- Provide 'The Gift Of Vaccines' To All Children Globally
In a post in the Bill & Melinda Gates Foundation’s “Impatient Optimists” blog, José Esparza, a senior adviser on global health and vaccines at the foundation, reflects on the “miracle of vaccination,” which he notes led to the eradication of smallpox in 1980 and has “been critical in reducing the under-five child mortality, from 20 million in 1960 to 6.6 million in 2012.” He states, “That is a real miracle, but we have to get better — our New Year resolution should be to extend the gift of vaccines to all children in the world,” adding, “The next big challenge we have today is to eradicate polio, with vaccines that were originally developed in the 1950s and 60s.” He concludes, “We have come a long way in vaccination since the 1930s …, but there is still a long road ahead to ensuring that all children receive the life-saving vaccines they need” (12/16).

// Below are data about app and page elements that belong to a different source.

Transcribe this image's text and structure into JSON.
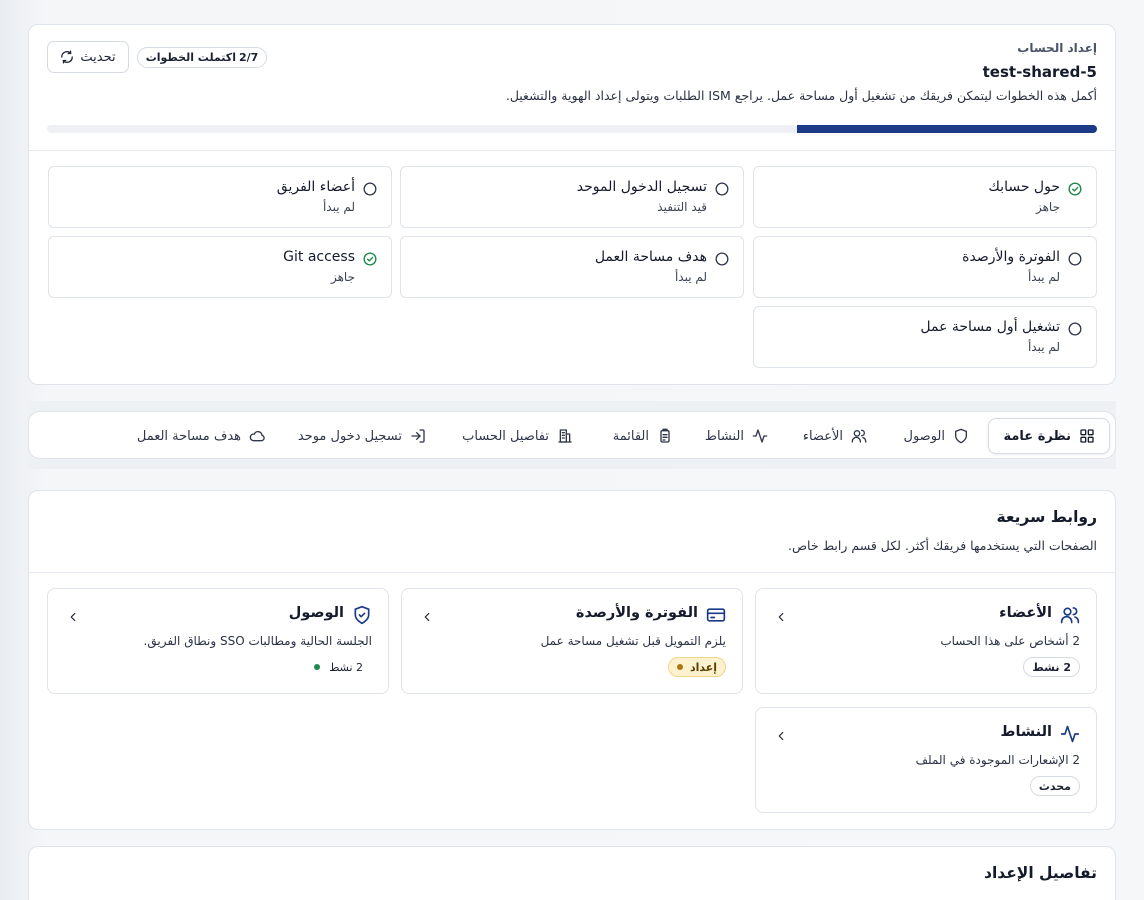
{
  "setup": {
    "eyebrow": "إعداد الحساب",
    "title": "test-shared-5",
    "description": "أكمل هذه الخطوات ليتمكن فريقك من تشغيل أول مساحة عمل. يراجع ISM الطلبات ويتولى إعداد الهوية والتشغيل.",
    "steps_done": "2/7",
    "steps_label": "اكتملت الخطوات",
    "refresh_label": "تحديث",
    "progress_fraction": 0.2857,
    "steps": [
      {
        "name": "حول حسابك",
        "status": "جاهز",
        "done": true
      },
      {
        "name": "تسجيل الدخول الموحد",
        "status": "قيد التنفيذ",
        "done": false
      },
      {
        "name": "أعضاء الفريق",
        "status": "لم يبدأ",
        "done": false
      },
      {
        "name": "الفوترة والأرصدة",
        "status": "لم يبدأ",
        "done": false
      },
      {
        "name": "هدف مساحة العمل",
        "status": "لم يبدأ",
        "done": false
      },
      {
        "name": "Git access",
        "status": "جاهز",
        "done": true
      },
      {
        "name": "تشغيل أول مساحة عمل",
        "status": "لم يبدأ",
        "done": false
      }
    ]
  },
  "tabs": [
    {
      "label": "نظرة عامة",
      "icon": "grid-icon",
      "active": true
    },
    {
      "label": "الوصول",
      "icon": "shield-icon"
    },
    {
      "label": "الأعضاء",
      "icon": "users-icon"
    },
    {
      "label": "النشاط",
      "icon": "activity-icon"
    },
    {
      "label": "القائمة",
      "icon": "clipboard-icon"
    },
    {
      "label": "تفاصيل الحساب",
      "icon": "building-icon"
    },
    {
      "label": "تسجيل دخول موحد",
      "icon": "login-icon"
    },
    {
      "label": "هدف مساحة العمل",
      "icon": "cloud-icon"
    }
  ],
  "quick_links": {
    "title": "روابط سريعة",
    "description": "الصفحات التي يستخدمها فريقك أكثر. لكل قسم رابط خاص.",
    "items": [
      {
        "title": "الأعضاء",
        "icon": "users-icon",
        "description": "2 أشخاص على هذا الحساب",
        "badge": "2 نشط"
      },
      {
        "title": "الفوترة والأرصدة",
        "icon": "credit-card-icon",
        "description": "يلزم التمويل قبل تشغيل مساحة عمل",
        "badge": "إعداد"
      },
      {
        "title": "الوصول",
        "icon": "shield-check-icon",
        "description": "الجلسة الحالية ومطالبات SSO ونطاق الفريق.",
        "badge": "2 نشط"
      },
      {
        "title": "النشاط",
        "icon": "activity-icon",
        "description": "2 الإشعارات الموجودة في الملف",
        "badge": "محدث"
      }
    ]
  },
  "details": {
    "title": "تفاصيل الإعداد"
  },
  "colors": {
    "accent": "#1d3a86",
    "success": "#1f8a4c",
    "warn_bg": "#fdf1cf"
  }
}
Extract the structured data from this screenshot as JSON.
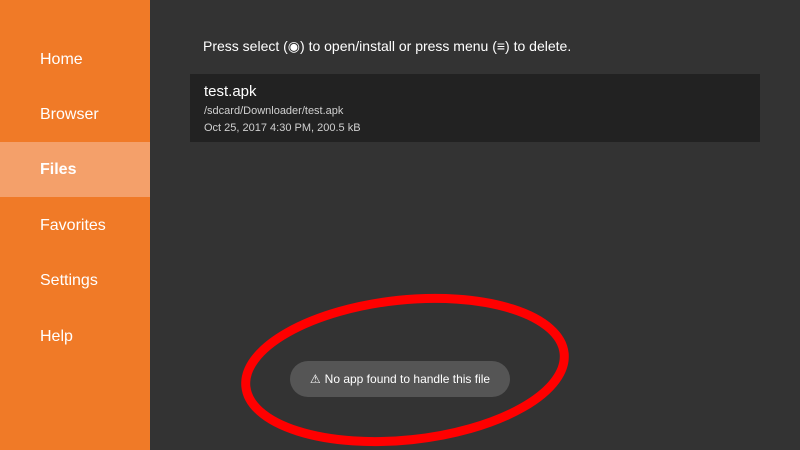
{
  "sidebar": {
    "items": [
      {
        "label": "Home"
      },
      {
        "label": "Browser"
      },
      {
        "label": "Files"
      },
      {
        "label": "Favorites"
      },
      {
        "label": "Settings"
      },
      {
        "label": "Help"
      }
    ],
    "active_item": "Files"
  },
  "main": {
    "instructions": "Press select (◉) to open/install or press menu (≡) to delete.",
    "files": [
      {
        "name": "test.apk",
        "path": "/sdcard/Downloader/test.apk",
        "meta": "Oct 25, 2017 4:30 PM, 200.5 kB"
      }
    ]
  },
  "toast": {
    "icon": "warning-icon",
    "icon_glyph": "⚠",
    "message": "No app found to handle this file"
  },
  "colors": {
    "sidebar": "#f07a27",
    "sidebar_active": "#f4a06a",
    "background": "#333333",
    "file_row": "#222222",
    "toast": "#555555",
    "annotation_circle": "#ff0000"
  }
}
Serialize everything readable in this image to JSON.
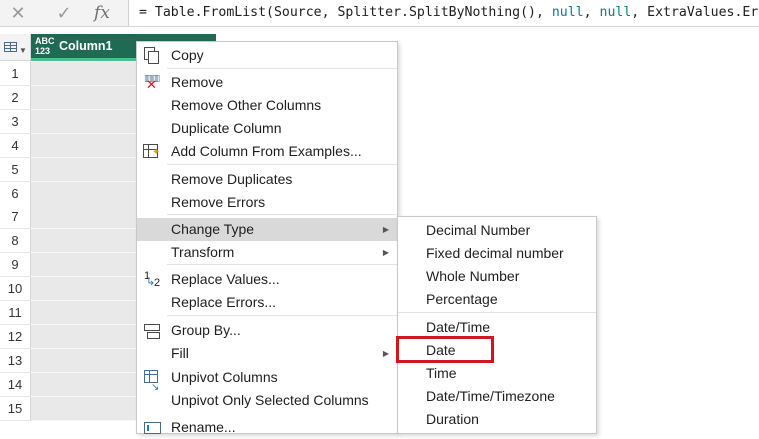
{
  "formula_bar": {
    "cancel_icon": "close-icon",
    "commit_icon": "check-icon",
    "fx_label": "fx",
    "formula_parts": [
      {
        "text": "= Table.FromList(Source, Splitter.SplitByNothing(), ",
        "kw": false
      },
      {
        "text": "null",
        "kw": true
      },
      {
        "text": ", ",
        "kw": false
      },
      {
        "text": "null",
        "kw": true
      },
      {
        "text": ", ExtraValues.Error)",
        "kw": false
      }
    ]
  },
  "grid": {
    "type_badge_top": "ABC",
    "type_badge_bottom": "123",
    "column_name": "Column1",
    "row_numbers": [
      "1",
      "2",
      "3",
      "4",
      "5",
      "6",
      "7",
      "8",
      "9",
      "10",
      "11",
      "12",
      "13",
      "14",
      "15"
    ]
  },
  "context_menu": {
    "items": [
      {
        "label": "Copy",
        "icon": "copy-icon",
        "submenu": false
      },
      {
        "label": "Remove",
        "icon": "remove-column-icon",
        "submenu": false
      },
      {
        "label": "Remove Other Columns",
        "icon": "",
        "submenu": false
      },
      {
        "label": "Duplicate Column",
        "icon": "",
        "submenu": false
      },
      {
        "label": "Add Column From Examples...",
        "icon": "column-from-examples-icon",
        "submenu": false
      },
      {
        "label": "Remove Duplicates",
        "icon": "",
        "submenu": false
      },
      {
        "label": "Remove Errors",
        "icon": "",
        "submenu": false
      },
      {
        "label": "Change Type",
        "icon": "",
        "submenu": true,
        "active": true
      },
      {
        "label": "Transform",
        "icon": "",
        "submenu": true
      },
      {
        "label": "Replace Values...",
        "icon": "replace-values-icon",
        "submenu": false
      },
      {
        "label": "Replace Errors...",
        "icon": "",
        "submenu": false
      },
      {
        "label": "Group By...",
        "icon": "group-by-icon",
        "submenu": false
      },
      {
        "label": "Fill",
        "icon": "",
        "submenu": true
      },
      {
        "label": "Unpivot Columns",
        "icon": "unpivot-columns-icon",
        "submenu": false
      },
      {
        "label": "Unpivot Only Selected Columns",
        "icon": "",
        "submenu": false
      },
      {
        "label": "Rename...",
        "icon": "rename-icon",
        "submenu": false
      }
    ]
  },
  "change_type_submenu": {
    "items": [
      {
        "label": "Decimal Number"
      },
      {
        "label": "Fixed decimal number"
      },
      {
        "label": "Whole Number"
      },
      {
        "label": "Percentage"
      },
      {
        "label": "Date/Time"
      },
      {
        "label": "Date",
        "highlighted": true
      },
      {
        "label": "Time"
      },
      {
        "label": "Date/Time/Timezone"
      },
      {
        "label": "Duration"
      }
    ]
  },
  "colors": {
    "column_header_bg": "#1f6a52",
    "column_header_underline": "#45c18a",
    "highlight_box": "#d0171e",
    "active_menu_bg": "#d9d9d9"
  }
}
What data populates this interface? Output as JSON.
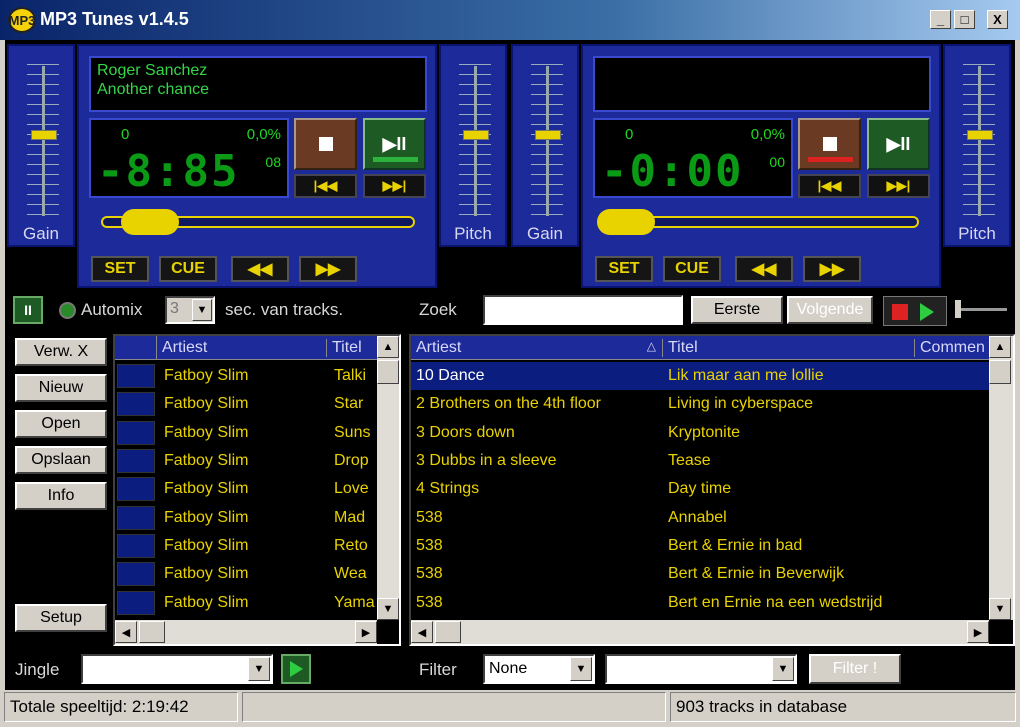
{
  "window": {
    "title": "MP3 Tunes v1.4.5",
    "logo_text": "MP3",
    "min": "_",
    "max": "□",
    "close": "X"
  },
  "decks": [
    {
      "artist": "Roger Sanchez",
      "song": "Another chance",
      "counter": "0",
      "percent": "0,0%",
      "time": "-8:85",
      "frames": "08",
      "gain_label": "Gain",
      "pitch_label": "Pitch",
      "set": "SET",
      "cue": "CUE",
      "rew": "◀◀",
      "ff": "▶▶",
      "prev": "|◀◀",
      "next": "▶▶|",
      "play": "▶II"
    },
    {
      "artist": "",
      "song": "",
      "counter": "0",
      "percent": "0,0%",
      "time": "-0:00",
      "frames": "00",
      "gain_label": "Gain",
      "pitch_label": "Pitch",
      "set": "SET",
      "cue": "CUE",
      "rew": "◀◀",
      "ff": "▶▶",
      "prev": "|◀◀",
      "next": "▶▶|",
      "play": "▶II"
    }
  ],
  "automix": {
    "pause": "II",
    "label": "Automix",
    "seconds": "3",
    "suffix": "sec. van tracks."
  },
  "search": {
    "label": "Zoek",
    "value": "",
    "first": "Eerste",
    "next": "Volgende"
  },
  "side": {
    "remove": "Verw. X",
    "new": "Nieuw",
    "open": "Open",
    "save": "Opslaan",
    "info": "Info",
    "setup": "Setup"
  },
  "playlist": {
    "headers": [
      "Artiest",
      "Titel"
    ],
    "rows": [
      {
        "artist": "Fatboy Slim",
        "title": "Talki"
      },
      {
        "artist": "Fatboy Slim",
        "title": "Star"
      },
      {
        "artist": "Fatboy Slim",
        "title": "Suns"
      },
      {
        "artist": "Fatboy Slim",
        "title": "Drop"
      },
      {
        "artist": "Fatboy Slim",
        "title": "Love"
      },
      {
        "artist": "Fatboy Slim",
        "title": "Mad"
      },
      {
        "artist": "Fatboy Slim",
        "title": "Reto"
      },
      {
        "artist": "Fatboy Slim",
        "title": "Wea"
      },
      {
        "artist": "Fatboy Slim",
        "title": "Yama"
      }
    ]
  },
  "database": {
    "headers": [
      "Artiest",
      "Titel",
      "Commen"
    ],
    "rows": [
      {
        "artist": "10 Dance",
        "title": "Lik maar aan me lollie",
        "selected": true
      },
      {
        "artist": "2 Brothers on the 4th floor",
        "title": "Living in cyberspace"
      },
      {
        "artist": "3 Doors down",
        "title": "Kryptonite"
      },
      {
        "artist": "3 Dubbs in a sleeve",
        "title": "Tease"
      },
      {
        "artist": "4 Strings",
        "title": "Day time"
      },
      {
        "artist": "538",
        "title": "Annabel"
      },
      {
        "artist": "538",
        "title": "Bert & Ernie in bad"
      },
      {
        "artist": "538",
        "title": "Bert & Ernie in Beverwijk"
      },
      {
        "artist": "538",
        "title": "Bert en Ernie na een wedstrijd"
      }
    ]
  },
  "jingle": {
    "label": "Jingle",
    "value": ""
  },
  "filter": {
    "label": "Filter",
    "value": "None",
    "second": "",
    "button": "Filter !"
  },
  "status": {
    "total": "Totale speeltijd: 2:19:42",
    "tracks": "903 tracks in database"
  },
  "colors": {
    "deck_blue": "#1c2a9a",
    "lcd_green": "#34d648",
    "accent_yellow": "#e8d200"
  }
}
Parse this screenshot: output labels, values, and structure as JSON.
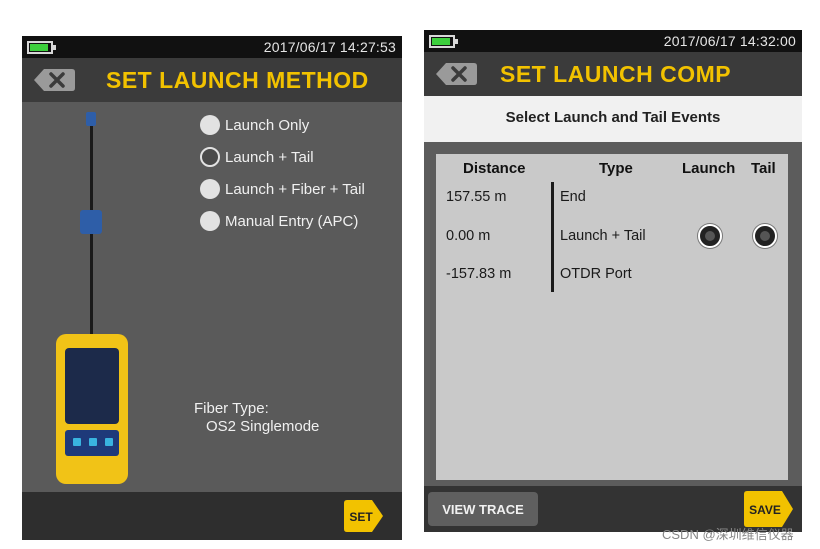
{
  "left": {
    "clock": "2017/06/17 14:27:53",
    "title": "SET LAUNCH METHOD",
    "options": [
      {
        "label": "Launch Only",
        "selected": false
      },
      {
        "label": "Launch + Tail",
        "selected": true
      },
      {
        "label": "Launch + Fiber + Tail",
        "selected": false
      },
      {
        "label": "Manual Entry (APC)",
        "selected": false
      }
    ],
    "fiber_type_label": "Fiber Type:",
    "fiber_type_value": "OS2 Singlemode",
    "set_label": "SET"
  },
  "right": {
    "clock": "2017/06/17 14:32:00",
    "title": "SET LAUNCH COMP",
    "subheader": "Select Launch and Tail Events",
    "columns": [
      "Distance",
      "Type",
      "Launch",
      "Tail"
    ],
    "rows": [
      {
        "distance": "157.55 m",
        "type": "End"
      },
      {
        "distance": "0.00 m",
        "type": "Launch + Tail"
      },
      {
        "distance": "-157.83 m",
        "type": "OTDR Port"
      }
    ],
    "view_trace_label": "VIEW TRACE",
    "save_label": "SAVE"
  },
  "colors": {
    "accent": "#f2c200",
    "battery": "#3ccf3c",
    "connector": "#2e5ea8"
  },
  "watermark": "CSDN @深圳维信仪器"
}
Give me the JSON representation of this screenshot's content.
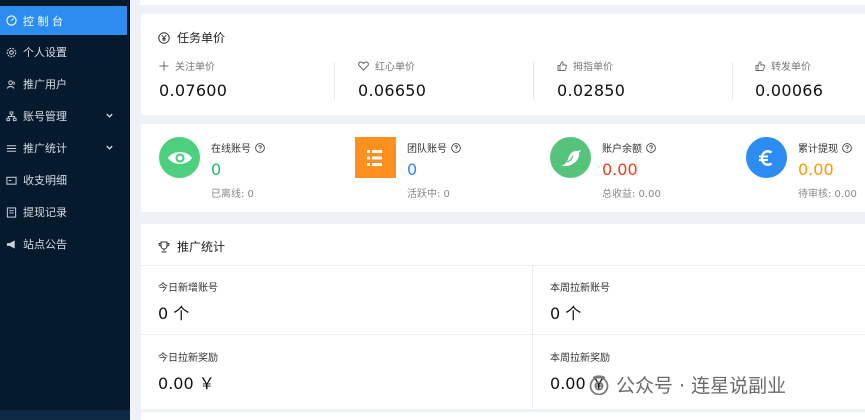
{
  "sidebar": {
    "items": [
      {
        "label": "控 制 台",
        "icon": "dashboard-icon"
      },
      {
        "label": "个人设置",
        "icon": "gear-icon"
      },
      {
        "label": "推广用户",
        "icon": "users-icon"
      },
      {
        "label": "账号管理",
        "icon": "sitemap-icon"
      },
      {
        "label": "推广统计",
        "icon": "list-icon"
      },
      {
        "label": "收支明细",
        "icon": "wallet-icon"
      },
      {
        "label": "提现记录",
        "icon": "document-icon"
      },
      {
        "label": "站点公告",
        "icon": "megaphone-icon"
      }
    ]
  },
  "price_card": {
    "title": "任务单价",
    "items": [
      {
        "label": "关注单价",
        "value": "0.07600",
        "icon": "plus-icon"
      },
      {
        "label": "红心单价",
        "value": "0.06650",
        "icon": "heart-icon"
      },
      {
        "label": "拇指单价",
        "value": "0.02850",
        "icon": "thumbs-up-icon"
      },
      {
        "label": "转发单价",
        "value": "0.00066",
        "icon": "thumbs-up-icon"
      }
    ]
  },
  "stats": [
    {
      "label": "在线账号",
      "value": "0",
      "sub": "已离线: 0",
      "color": "#19be6b",
      "icon": "eye-icon"
    },
    {
      "label": "团队账号",
      "value": "0",
      "sub": "活跃中: 0",
      "color": "#ff9900",
      "icon": "list-icon"
    },
    {
      "label": "账户余额",
      "value": "0.00",
      "sub": "总收益: 0.00",
      "color": "#ed4014",
      "icon": "bird-icon"
    },
    {
      "label": "累计提现",
      "value": "0.00",
      "sub": "待审核: 0.00",
      "color": "#ff9900",
      "icon": "euro-icon"
    }
  ],
  "stat_badge_colors": [
    "#4cd07d",
    "#ff8f1f",
    "#55c47a",
    "#2d8cf0"
  ],
  "stat_value_colors": [
    "#19be6b",
    "#2d8cf0",
    "#ed4014",
    "#ff9900"
  ],
  "promo_card": {
    "title": "推广统计",
    "cells": [
      {
        "label": "今日新增账号",
        "value": "0 个"
      },
      {
        "label": "本周拉新账号",
        "value": "0 个"
      },
      {
        "label": "今日拉新奖励",
        "value": "0.00 ￥"
      },
      {
        "label": "本周拉新奖励",
        "value": "0.00 ￥"
      }
    ]
  },
  "watermark": {
    "text": "公众号 · 连星说副业"
  }
}
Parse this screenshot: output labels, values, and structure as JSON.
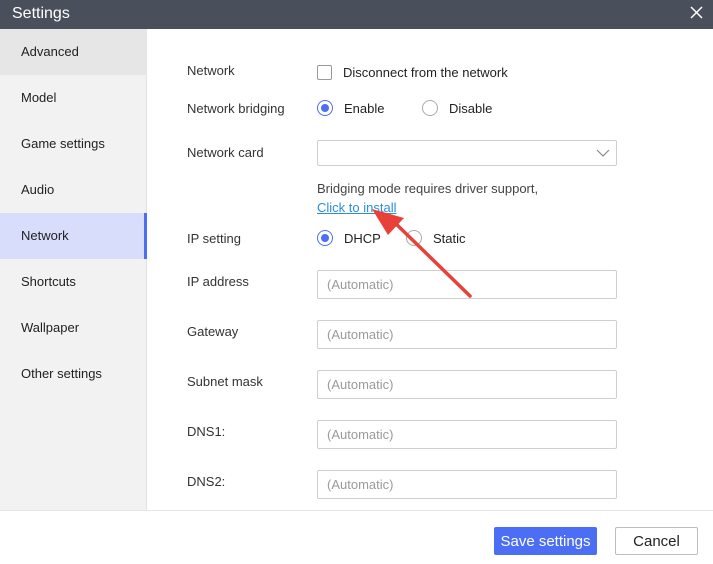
{
  "window": {
    "title": "Settings"
  },
  "sidebar": {
    "items": [
      {
        "label": "Advanced"
      },
      {
        "label": "Model"
      },
      {
        "label": "Game settings"
      },
      {
        "label": "Audio"
      },
      {
        "label": "Network"
      },
      {
        "label": "Shortcuts"
      },
      {
        "label": "Wallpaper"
      },
      {
        "label": "Other settings"
      }
    ],
    "active": "Network"
  },
  "network": {
    "network_label": "Network",
    "disconnect_label": "Disconnect from the network",
    "disconnect_checked": false,
    "bridging_label": "Network bridging",
    "bridging_enable": "Enable",
    "bridging_disable": "Disable",
    "bridging_value": "Enable",
    "card_label": "Network card",
    "card_value": "",
    "bridging_hint": "Bridging mode requires driver support,",
    "install_link": "Click to install",
    "ip_setting_label": "IP setting",
    "ip_dhcp": "DHCP",
    "ip_static": "Static",
    "ip_value": "DHCP",
    "ip_address_label": "IP address",
    "gateway_label": "Gateway",
    "subnet_label": "Subnet mask",
    "dns1_label": "DNS1:",
    "dns2_label": "DNS2:",
    "placeholder": "(Automatic)"
  },
  "footer": {
    "save_label": "Save settings",
    "cancel_label": "Cancel"
  },
  "colors": {
    "accent": "#4b6ef5",
    "titlebar": "#4a4f5c",
    "link": "#2b8fd8",
    "annotation_arrow": "#e8413a"
  }
}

- Food Is A Global Health Issue
Writing in the PLOS “Translational Global Health” blog, Alessandro Demaio, an Australian medical doctor, examines the links between food and global health and provides five reasons “why food is, and must be, a global health issue.” He discusses the emergence of food-related disease, such as diabetes, heart disease and some cancers; examines the relationship between poverty and malnutrition; states the quality of diets can be “an enormous opportunity for creating a healthier future — if managed appropriately”; discusses the influence of top food companies on population health as well as policy development; and notes “there is a growing disconnect between food, cooking and people” (12/16).
- Women's Rights Linked With AIDS Epidemic In Africa
In a post in the Open Society Foundations blog, Tamar Ezer, a senior program officer in the law and health initiative of the group’s public health program, examines the relationship between women’s rights and AIDS in Africa, writing, “Women in Africa are routinely deprived of rights to land, property, and housing — a situation contributing to, and worsened by, the AIDS epidemic.” She notes, “Last month, however, the African Commission on Human and Peoples’ Rights (the main regional human rights body in Africa) [took] a stand on the side of justice,” and she highlights two resolutions urging countries to “‘protect and promote women’s right to land and property’ and ‘to put in place mechanisms to ensure that women living with HIV are not subjected to coercion, pressure or undue inducement by health care providers … in order to secure consent for sterilization’” (12/16).
- Report Examines HIV, TB Treatment Access In Ukraine
The Center for Global Health Policy’s “Science Speaks” blog provides an overview of a new report from the Ukrainian Anti-corruption Action Centre and All Ukrainian Network of People Living With HIV/AIDS that looks at HIV and tuberculosis treatment access in the country. The report examines the public procurement system and “makes recommendations to reform the national system, as well as broader recommendations for international actions,” the blog notes (Barton, 12/16).